Under a Californian law, which prescribed that anyone involved in a major crime is guilty as a direct participant, Davis was charged with one count of murder and five counts of kidnapping. She then fled California and went into hiding for several months.
Davis was soon placed on the FBI’s Most Wanted List. She was the third woman ever to have been listed.
In October 1970, Davis was picked up by authorities in New York City and extradited to California to stand trial. There was a groundswell of support for Davis both domestically and internationally. She was imprisoned for 18 months, and was eventually acquitted of all charges by a jury in June 1972.
Professor Davis has been a critic of the US prison system for decades.
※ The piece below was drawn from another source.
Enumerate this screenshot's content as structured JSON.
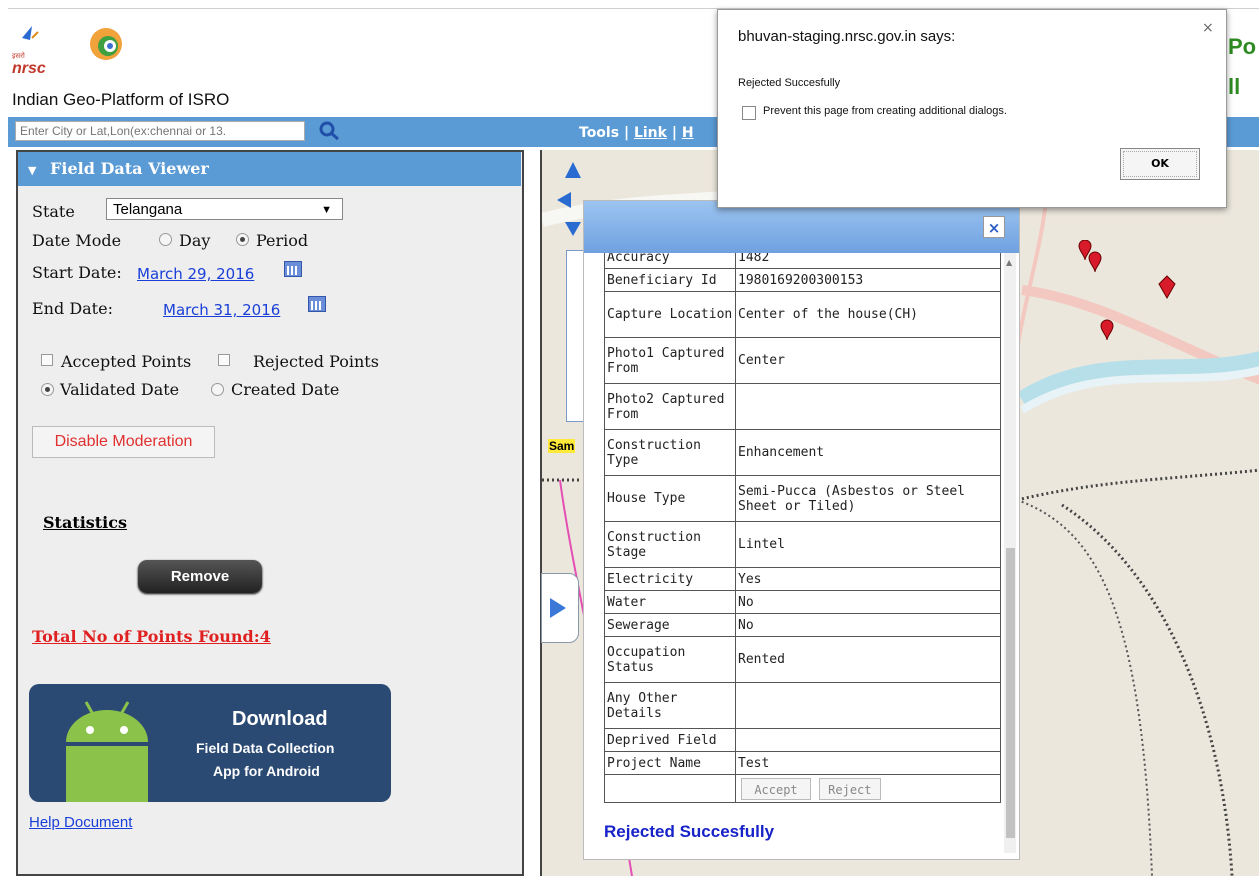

She posits that there is a direct link to the abolition of slavery in the United States and the beginning of the nation’s modern prison system.
This began in the south of the States with the system of convict lease, which allowed prison labour to be leased out by private interests, such as plantation owners. It “transferred symbolically significant numbers of black people from the prison of slavery to the slavery of the prison,” Ms Davis wrote.
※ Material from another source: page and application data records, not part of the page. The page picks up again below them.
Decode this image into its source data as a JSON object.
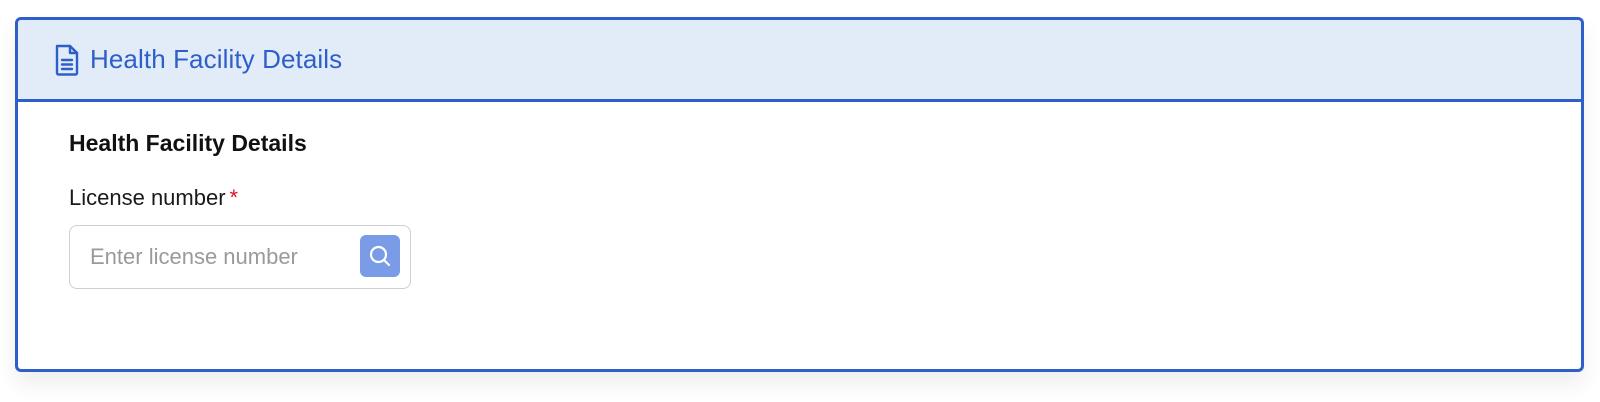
{
  "header": {
    "title": "Health Facility Details",
    "icon": "file-text-icon"
  },
  "section": {
    "title": "Health Facility Details"
  },
  "license_field": {
    "label": "License number",
    "required_marker": "*",
    "value": "",
    "placeholder": "Enter license number",
    "button_icon": "search-icon"
  },
  "colors": {
    "accent": "#2d5ec9",
    "header_bg": "#e1ecf8",
    "search_button_bg": "#7a9be6",
    "required": "#d9142b"
  }
}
Sixty percent of the US prison population is made up of people of colour, while they only account for 30 percent of the overall population.
In the late 1990s, Davis popularised the idea of the prison-industrial complex: a system where the government incarcerates large numbers of disadvantaged people, whist turning a profit via their labour, with the help of private industry.
Under this system of mass incarceration, social problems – such as homelessness, unemployment, drug dependency and illiteracy – are seemingly hidden, as large numbers of people are locked away, Davis explained. And with the increasing privatisation of US incarceration, corporations are heavily investing in the penal system and making great financial gains out of the cheap labour of those behind bars.
Last year, the biggest prison strike in the nation’s history occurred, when tens of thousands of inmates in 40 prisons across 24 states joined together to try and bring about an end to free prison labour.
Davis outlines there are many other components to the prison-industrial complex than just public and private gaols. It incorporates juvenile correctional facilities, military prisons and interrogation centres. “Moreover, the most profitable sector of the private-prison business is composed of immigrant detention centres,” Ms Davis has said.
The professor, who’s now in her 70s, is one of the leading proponents of the prison abolition movement. Abolitionists have the aim of eliminating incarceration, along with policing and the ever encroaching system of mass surveillance.
Critical Resistance was co-founded by Ms Davis back in 1997. The grassroots movement has the aim of dismantling the prison-industrial complex. They believe the prison system isn’t broken, but it’s working as it’s supposed to do, which is to oppress and criminalise marginalised groups within society.
Sisters Inside is an Australian prison abolitionist organisation that advocates for the human rights of women that have become involved with the criminal justice system. Angela Davis has an affiliation with this group and has made regular trips to Australia to talk at the Is Prison Obsolete conferences.
“From where we are now, sometimes we can’t really imagine what abolition is going to look like,” the Critical Resistance website states. Indeed, abolitionists don’t claim to have all the answers. Their goal isn’t just to pull down the prison walls, but it’s to transform society as a whole.
As Davis pointed out at a recent Drug Policy Alliance speech in the US, “We cannot simply close down prisons, but we have to create the kind of institutions that will allow people to change and to heal and to develop.”
Paul Gregoire is a Sydney-based journalist and writer. He has a focus on human rights issues, encroachments on civil liberties, drug law reform, gender diversity and First Nations rights. Prior to Sydney Criminal Lawyers®, he wrote for VICE and was the news editor at Sydney’s City Hub.